## ABOUT THIS TASK
Nothing in the records may be left out or reworded; return them exactly.

## AVAILABLE DATA

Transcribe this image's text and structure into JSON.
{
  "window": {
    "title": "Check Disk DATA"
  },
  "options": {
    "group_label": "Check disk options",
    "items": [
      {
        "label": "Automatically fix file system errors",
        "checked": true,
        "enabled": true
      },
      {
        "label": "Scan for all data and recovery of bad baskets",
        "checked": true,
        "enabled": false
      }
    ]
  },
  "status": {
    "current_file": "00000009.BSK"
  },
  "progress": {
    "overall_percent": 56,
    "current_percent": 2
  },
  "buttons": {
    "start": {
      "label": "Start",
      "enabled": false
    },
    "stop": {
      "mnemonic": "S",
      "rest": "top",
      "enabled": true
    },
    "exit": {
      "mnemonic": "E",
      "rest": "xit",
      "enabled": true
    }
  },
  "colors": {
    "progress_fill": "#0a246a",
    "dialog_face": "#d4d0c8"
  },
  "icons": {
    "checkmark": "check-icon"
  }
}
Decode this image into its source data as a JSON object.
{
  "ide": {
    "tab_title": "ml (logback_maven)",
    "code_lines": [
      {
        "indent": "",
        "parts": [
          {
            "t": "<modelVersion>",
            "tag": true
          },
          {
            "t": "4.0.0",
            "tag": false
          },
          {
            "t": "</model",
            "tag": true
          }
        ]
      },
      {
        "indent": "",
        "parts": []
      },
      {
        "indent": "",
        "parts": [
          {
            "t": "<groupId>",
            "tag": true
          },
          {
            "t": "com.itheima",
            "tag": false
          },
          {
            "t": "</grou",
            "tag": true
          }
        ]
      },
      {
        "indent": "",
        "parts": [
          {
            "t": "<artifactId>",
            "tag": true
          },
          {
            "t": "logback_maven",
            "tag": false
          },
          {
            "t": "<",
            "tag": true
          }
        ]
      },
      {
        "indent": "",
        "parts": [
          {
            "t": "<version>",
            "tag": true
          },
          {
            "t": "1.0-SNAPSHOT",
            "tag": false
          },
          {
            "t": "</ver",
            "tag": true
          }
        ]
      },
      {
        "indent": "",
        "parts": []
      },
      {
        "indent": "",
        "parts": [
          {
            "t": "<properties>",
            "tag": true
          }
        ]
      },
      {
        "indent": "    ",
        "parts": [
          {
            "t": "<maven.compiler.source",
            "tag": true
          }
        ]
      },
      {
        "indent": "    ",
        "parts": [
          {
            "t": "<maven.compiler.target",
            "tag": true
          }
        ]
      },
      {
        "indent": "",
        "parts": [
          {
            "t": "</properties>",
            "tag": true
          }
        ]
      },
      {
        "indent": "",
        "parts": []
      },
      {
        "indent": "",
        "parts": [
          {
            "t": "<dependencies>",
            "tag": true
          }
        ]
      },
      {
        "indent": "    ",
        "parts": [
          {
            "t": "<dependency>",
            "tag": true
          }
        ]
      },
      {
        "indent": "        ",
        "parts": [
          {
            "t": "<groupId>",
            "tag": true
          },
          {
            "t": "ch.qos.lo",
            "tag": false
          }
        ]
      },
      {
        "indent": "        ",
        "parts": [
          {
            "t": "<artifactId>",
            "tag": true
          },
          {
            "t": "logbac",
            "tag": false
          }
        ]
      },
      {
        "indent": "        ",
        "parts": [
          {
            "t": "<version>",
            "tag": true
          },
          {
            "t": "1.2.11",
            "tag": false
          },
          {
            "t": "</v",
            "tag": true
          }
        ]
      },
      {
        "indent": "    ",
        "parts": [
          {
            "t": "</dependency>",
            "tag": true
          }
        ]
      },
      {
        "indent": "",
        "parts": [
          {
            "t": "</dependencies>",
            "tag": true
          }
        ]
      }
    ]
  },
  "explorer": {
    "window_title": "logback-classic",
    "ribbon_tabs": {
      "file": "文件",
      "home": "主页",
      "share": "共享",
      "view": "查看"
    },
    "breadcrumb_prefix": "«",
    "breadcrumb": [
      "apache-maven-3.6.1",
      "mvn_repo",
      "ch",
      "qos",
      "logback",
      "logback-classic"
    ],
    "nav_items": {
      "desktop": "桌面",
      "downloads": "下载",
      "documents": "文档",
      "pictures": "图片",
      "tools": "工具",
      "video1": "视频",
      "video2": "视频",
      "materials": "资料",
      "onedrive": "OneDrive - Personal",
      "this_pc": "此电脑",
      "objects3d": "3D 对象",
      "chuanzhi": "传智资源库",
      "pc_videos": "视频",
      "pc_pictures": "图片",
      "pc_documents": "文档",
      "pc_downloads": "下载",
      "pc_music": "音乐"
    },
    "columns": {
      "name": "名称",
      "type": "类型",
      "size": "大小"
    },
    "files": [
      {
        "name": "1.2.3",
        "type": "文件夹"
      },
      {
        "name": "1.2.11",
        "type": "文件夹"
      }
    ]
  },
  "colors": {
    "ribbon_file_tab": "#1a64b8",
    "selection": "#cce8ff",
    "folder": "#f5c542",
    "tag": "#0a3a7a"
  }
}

## ANSWER SECTION
Transcribe this image's text and structure into JSON.
{
  "window": {
    "title": "Check Disk DATA"
  },
  "options": {
    "group_label": "Check disk options",
    "items": [
      {
        "label": "Automatically fix file system errors",
        "checked": true,
        "enabled": true
      },
      {
        "label": "Scan for all data and recovery of bad baskets",
        "checked": true,
        "enabled": false
      }
    ]
  },
  "status": {
    "current_file": "00000009.BSK"
  },
  "progress": {
    "overall_percent": 56,
    "current_percent": 2
  },
  "buttons": {
    "start": {
      "label": "Start",
      "enabled": false
    },
    "stop": {
      "mnemonic": "S",
      "rest": "top",
      "enabled": true
    },
    "exit": {
      "mnemonic": "E",
      "rest": "xit",
      "enabled": true
    }
  },
  "colors": {
    "progress_fill": "#0a246a",
    "dialog_face": "#d4d0c8"
  },
  "icons": {
    "checkmark": "check-icon"
  }
}
Decode this image into its source data as a JSON object.
{
  "ide": {
    "tab_title": "ml (logback_maven)",
    "code_lines": [
      {
        "indent": "",
        "parts": [
          {
            "t": "<modelVersion>",
            "tag": true
          },
          {
            "t": "4.0.0",
            "tag": false
          },
          {
            "t": "</model",
            "tag": true
          }
        ]
      },
      {
        "indent": "",
        "parts": []
      },
      {
        "indent": "",
        "parts": [
          {
            "t": "<groupId>",
            "tag": true
          },
          {
            "t": "com.itheima",
            "tag": false
          },
          {
            "t": "</grou",
            "tag": true
          }
        ]
      },
      {
        "indent": "",
        "parts": [
          {
            "t": "<artifactId>",
            "tag": true
          },
          {
            "t": "logback_maven",
            "tag": false
          },
          {
            "t": "<",
            "tag": true
          }
        ]
      },
      {
        "indent": "",
        "parts": [
          {
            "t": "<version>",
            "tag": true
          },
          {
            "t": "1.0-SNAPSHOT",
            "tag": false
          },
          {
            "t": "</ver",
            "tag": true
          }
        ]
      },
      {
        "indent": "",
        "parts": []
      },
      {
        "indent": "",
        "parts": [
          {
            "t": "<properties>",
            "tag": true
          }
        ]
      },
      {
        "indent": "    ",
        "parts": [
          {
            "t": "<maven.compiler.source",
            "tag": true
          }
        ]
      },
      {
        "indent": "    ",
        "parts": [
          {
            "t": "<maven.compiler.target",
            "tag": true
          }
        ]
      },
      {
        "indent": "",
        "parts": [
          {
            "t": "</properties>",
            "tag": true
          }
        ]
      },
      {
        "indent": "",
        "parts": []
      },
      {
        "indent": "",
        "parts": [
          {
            "t": "<dependencies>",
            "tag": true
          }
        ]
      },
      {
        "indent": "    ",
        "parts": [
          {
            "t": "<dependency>",
            "tag": true
          }
        ]
      },
      {
        "indent": "        ",
        "parts": [
          {
            "t": "<groupId>",
            "tag": true
          },
          {
            "t": "ch.qos.lo",
            "tag": false
          }
        ]
      },
      {
        "indent": "        ",
        "parts": [
          {
            "t": "<artifactId>",
            "tag": true
          },
          {
            "t": "logbac",
            "tag": false
          }
        ]
      },
      {
        "indent": "        ",
        "parts": [
          {
            "t": "<version>",
            "tag": true
          },
          {
            "t": "1.2.11",
            "tag": false
          },
          {
            "t": "</v",
            "tag": true
          }
        ]
      },
      {
        "indent": "    ",
        "parts": [
          {
            "t": "</dependency>",
            "tag": true
          }
        ]
      },
      {
        "indent": "",
        "parts": [
          {
            "t": "</dependencies>",
            "tag": true
          }
        ]
      }
    ]
  },
  "explorer": {
    "window_title": "logback-classic",
    "ribbon_tabs": {
      "file": "文件",
      "home": "主页",
      "share": "共享",
      "view": "查看"
    },
    "breadcrumb_prefix": "«",
    "breadcrumb": [
      "apache-maven-3.6.1",
      "mvn_repo",
      "ch",
      "qos",
      "logback",
      "logback-classic"
    ],
    "nav_items": {
      "desktop": "桌面",
      "downloads": "下载",
      "documents": "文档",
      "pictures": "图片",
      "tools": "工具",
      "video1": "视频",
      "video2": "视频",
      "materials": "资料",
      "onedrive": "OneDrive - Personal",
      "this_pc": "此电脑",
      "objects3d": "3D 对象",
      "chuanzhi": "传智资源库",
      "pc_videos": "视频",
      "pc_pictures": "图片",
      "pc_documents": "文档",
      "pc_downloads": "下载",
      "pc_music": "音乐"
    },
    "columns": {
      "name": "名称",
      "type": "类型",
      "size": "大小"
    },
    "files": [
      {
        "name": "1.2.3",
        "type": "文件夹"
      },
      {
        "name": "1.2.11",
        "type": "文件夹"
      }
    ]
  },
  "colors": {
    "ribbon_file_tab": "#1a64b8",
    "selection": "#cce8ff",
    "folder": "#f5c542",
    "tag": "#0a3a7a"
  }
}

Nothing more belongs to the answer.